What: Personal chats, customer details

Although the breach wasn’t in-house, the tech giant was the end-sufferer nevertheless. Canon Business Process Services, a third party vendor that manages over 280,000 current and former employee records of GE got disclosed on March 24. 

 

Zoom

When: April 14, 2020
What: Credentials of 500,000 accounts

The most popular teleconferencing app experienced the biggest security data breach of its lifetime when a hacker got access to its user database and uploaded it on the dark web for sale for as low as $0.02. This included email addresses, passwords, personal meeting URLs, and host keys. 

 

Home Chef

When: May 20, 2020
What: Information of 8 million users

Chicago-based meal delivery service Home Chef confirmed its data breach 2 weeks after the hacker listed its information for sale on dark web. The company declined, the allegation, saying not all customers were affected. The data that was up for sale, included customer names, email addresses, phone numbers, and last four digits of credit card numbers.

 

Cognizant
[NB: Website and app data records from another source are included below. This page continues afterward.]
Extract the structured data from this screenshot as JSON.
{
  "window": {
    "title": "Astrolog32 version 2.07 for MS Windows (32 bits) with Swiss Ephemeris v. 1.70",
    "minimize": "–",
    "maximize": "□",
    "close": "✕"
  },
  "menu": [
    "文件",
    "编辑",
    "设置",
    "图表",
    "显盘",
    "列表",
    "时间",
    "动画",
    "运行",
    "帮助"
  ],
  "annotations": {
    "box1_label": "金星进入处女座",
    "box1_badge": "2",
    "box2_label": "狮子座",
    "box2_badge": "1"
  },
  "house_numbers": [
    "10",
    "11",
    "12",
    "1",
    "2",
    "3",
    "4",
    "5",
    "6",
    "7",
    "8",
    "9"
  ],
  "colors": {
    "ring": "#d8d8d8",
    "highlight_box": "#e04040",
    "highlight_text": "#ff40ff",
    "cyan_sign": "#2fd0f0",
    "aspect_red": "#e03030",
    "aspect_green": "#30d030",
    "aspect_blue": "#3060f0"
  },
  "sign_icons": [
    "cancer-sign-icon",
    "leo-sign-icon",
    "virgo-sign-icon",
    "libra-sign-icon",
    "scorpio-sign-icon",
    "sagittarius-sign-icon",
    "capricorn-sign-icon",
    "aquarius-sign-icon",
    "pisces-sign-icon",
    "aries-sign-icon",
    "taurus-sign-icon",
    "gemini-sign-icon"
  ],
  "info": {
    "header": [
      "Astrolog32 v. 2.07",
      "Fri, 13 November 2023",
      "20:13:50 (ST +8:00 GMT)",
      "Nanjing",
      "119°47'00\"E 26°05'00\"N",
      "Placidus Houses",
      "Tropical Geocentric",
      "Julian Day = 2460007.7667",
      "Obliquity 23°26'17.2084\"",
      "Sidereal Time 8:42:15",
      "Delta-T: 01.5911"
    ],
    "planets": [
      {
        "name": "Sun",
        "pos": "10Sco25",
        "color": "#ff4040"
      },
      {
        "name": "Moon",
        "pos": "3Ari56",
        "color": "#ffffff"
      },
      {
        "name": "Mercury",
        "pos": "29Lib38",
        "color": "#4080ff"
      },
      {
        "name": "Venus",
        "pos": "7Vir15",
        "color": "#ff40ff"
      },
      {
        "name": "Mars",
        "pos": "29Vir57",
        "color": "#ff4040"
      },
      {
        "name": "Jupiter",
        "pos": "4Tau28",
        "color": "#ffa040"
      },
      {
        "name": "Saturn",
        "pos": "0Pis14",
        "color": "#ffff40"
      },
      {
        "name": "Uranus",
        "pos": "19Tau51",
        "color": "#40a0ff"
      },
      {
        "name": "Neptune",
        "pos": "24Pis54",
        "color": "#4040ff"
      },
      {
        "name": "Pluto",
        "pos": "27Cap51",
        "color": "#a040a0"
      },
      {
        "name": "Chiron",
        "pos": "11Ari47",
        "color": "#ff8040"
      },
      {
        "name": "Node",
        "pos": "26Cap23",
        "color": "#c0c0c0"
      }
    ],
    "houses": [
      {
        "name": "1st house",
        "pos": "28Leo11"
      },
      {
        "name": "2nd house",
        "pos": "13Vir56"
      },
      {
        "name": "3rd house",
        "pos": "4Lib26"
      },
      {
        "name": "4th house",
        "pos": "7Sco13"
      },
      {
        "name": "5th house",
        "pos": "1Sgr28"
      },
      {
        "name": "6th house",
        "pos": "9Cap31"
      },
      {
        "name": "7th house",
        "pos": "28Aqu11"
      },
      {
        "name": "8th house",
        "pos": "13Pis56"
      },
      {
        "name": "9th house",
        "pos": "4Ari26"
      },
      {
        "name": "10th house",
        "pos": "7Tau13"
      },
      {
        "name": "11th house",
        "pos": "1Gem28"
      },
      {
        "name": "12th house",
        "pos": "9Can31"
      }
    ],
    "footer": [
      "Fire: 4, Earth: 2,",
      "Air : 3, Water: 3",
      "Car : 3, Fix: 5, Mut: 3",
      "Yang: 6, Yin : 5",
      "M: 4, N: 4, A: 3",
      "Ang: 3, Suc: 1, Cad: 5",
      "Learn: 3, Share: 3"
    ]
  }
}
When: June 17, 2020
What: Employee details

One of the biggest IT managed services companies in the world, Cognizant became victim to a series of ransomware attacks. The company revealed that it has lost its user’s information to a ransomware attack starting from April 17. Information breached were usernames, SSN, Tax IDs,  financial information, driving license numbers, and passport details. There are no specific records of the size of the data stolen, but the company has close to 300,000 employees and over $15 billion in revenue.

 

Twitter

When: June 23, 2020
What: Business accounts

This was due to a security lapse. Twitter’s business accounts were out in the open when the social media company’s application suffered a security lapse. The impact was an undisclosed number of business accounts and their unique details, such as usernames and passwords, phone numbers, and last four digits of credit cards. 

 

Data breaches are rising. Companies are at a constant threat from cyber criminals from around the world. On top of that remote working or work-from home models have left companies even more vulnerable. As an individual, keep you and your company’s information secured and away from the reach of potential hackers.